Wednesday, April 28, 2004


"Not that Morgan can't hit righthanders or Lamb can't hit lefties, but it gives you options and it keeps everybody in the mix."

-Jimy Williams

Man, how much does it suck to be Morgan Ensberg? Here's a guy who by all rights should be one of the five top 3B in the NL, and he's got to share time with Hacking Mass All-Stars.

OK, neither Mike Lamb nor last year's partner, Geoff Blum, are that bad (well, Blum's pretty close). But they shouldn't be platooning games with Ensberg either.

You see, what Williams says might sound reasonable... but anyone with an internet connection can take 30 seconds to prove it's wrong. Lamb can't hit lefties. And he can barely keep his head above water against righties.

Lamb (2001-2003)
v. LHP .256/.340/.344 (.239 GPA) in 90 AB
v. RHP .289/.342/.403 (.255 GPA) in 546 AB

First thing that should jump out at you are those AB. It's taken Lamb three years to accrue a season's worth of AB. Why has Lamb played so little? Partly because he couldn't out-hit Herbert Perry, and partly because the Rangers gave young Hank Blalock every opportunity to win the 3B job. But it's more than that. Because by all accounts Lamb is a horrendous defensive player, and a brief glance at the defensive metrics backs it up. His last full season as a 3B in 2000, he had a .707 ZR. In part-time duties in '01, he "improved" to .758. Unlike you can hit like Mike Lowell or Eric Hinske, most clubs aren't going to put up with that. Secondly, I'll concede that OBP isn't bad, but his lack of power is concerning given he played half his games in Arlington. It's unlikely the 28 year old will see a big spike playing in another part of Texas.

How does Ensberg compare? Ensberg came up in '02, so we've only two-year splits for him:

Ensberg (2002-2003)
v. LHP .317/.437/.602 (.347 GPA) in 123 AB
v. RHP .266/.346/.462 (.271 GPA) in 394 AB

Well, if you go by batting average, Jimy's right. Ensberg doesn't hit righties as well as Lamb. But he gets on-base more and hits for significantly more power. And most of us would agree that that's what it's really all about. And those numbers against righties are bogged down by his rookie season, and he came into his own last year slugging .288 GPA against North Paws. And did I mention Ensberg's a pretty good defender at 3B, with a .786 ZR last year?

Mike Lamb's a massive improvement over Geoff Blum as a pinch-hitter and utility player.

But sitting Ensberg is not to way to get him into the mix.

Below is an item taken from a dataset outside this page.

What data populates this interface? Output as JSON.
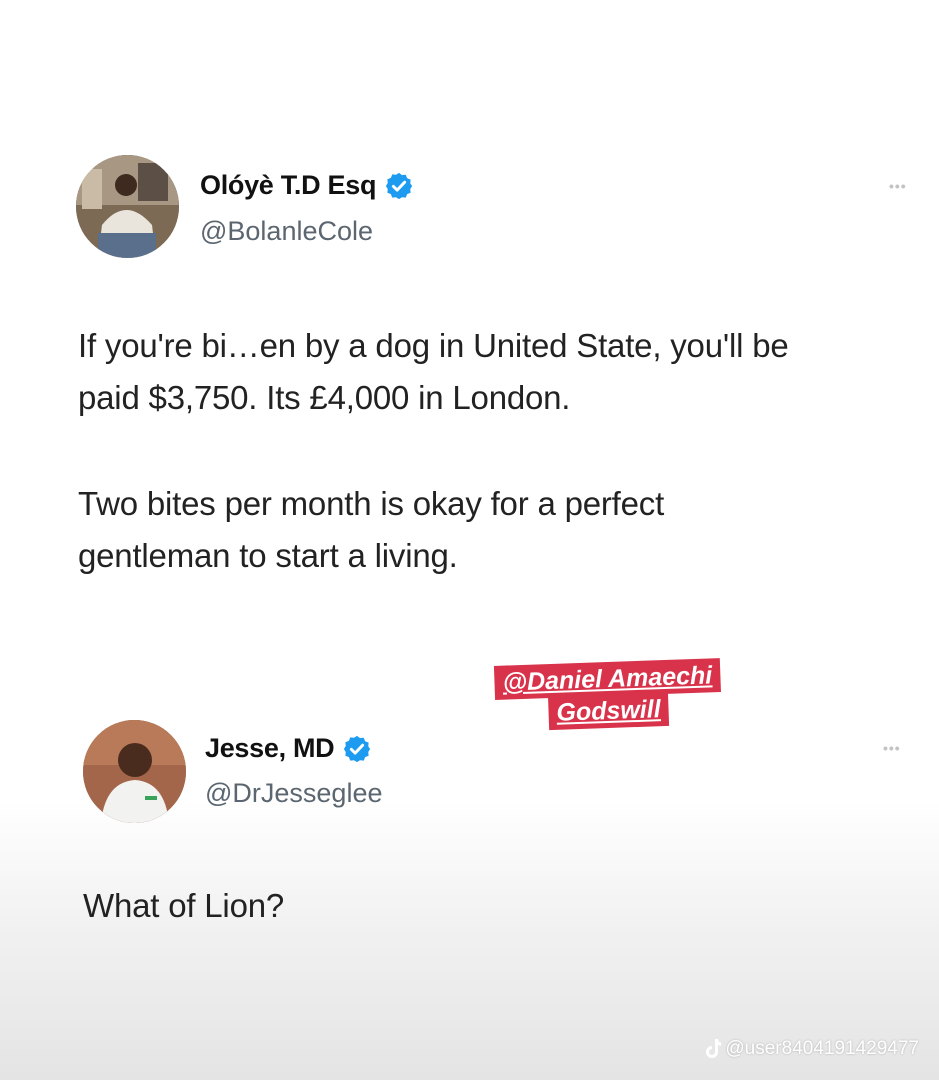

We're all in agreement that Billy Beane's a pretty smart guy, right? And that if Beane really really wants a player, he's probably pretty good, right?

Well, Nick Swisher, Beane's top pick in the infamous 2002 Moneyball draft, is starting to live up to that excitement.

In his first fifty plate appearances in AAA, the switch-hitting Swisher's batting .302/.426/.605 (.343 GPA) with 10 BB, 10 K, and 3 HR. Given Swisher's age (he turned 23 in November), that pace falls somewhat shy of Mickey Mantle or Mark Teixeira. But it compares very very well with what Lance Berkman did at the same age. (Berkman hit .323/.419/.518 (.318 GPA) in 226 AB in AAA before being promoted to Houston at 23. At age 25 he hit .331/.430/.620 (.349 GPA) in a full season against major league pitching.)

Yes, there are tons of qualifiers. For instance, unlike Swisher, Berkman never showed any signs of struggling at any level. And, really, it's only 12 games. Anyone can look good over 12 games. Swisher could go hitless in his next 10 AB and see his stats plummet like Jermaine Dye sliding home. Objectively, it means next to nothing. But for a player who struggled badly after a mid-season promotion to AA last year, going .230/.330/.340 (.234 GPA) in 287 AB after hitting a scorching .296/.427/.550 (.330 GPA) in 189 AB in A, it's a welcome return to form.

Bobby Kielty, meet your replacement.

This page is powered by Blogger. Isn't yours?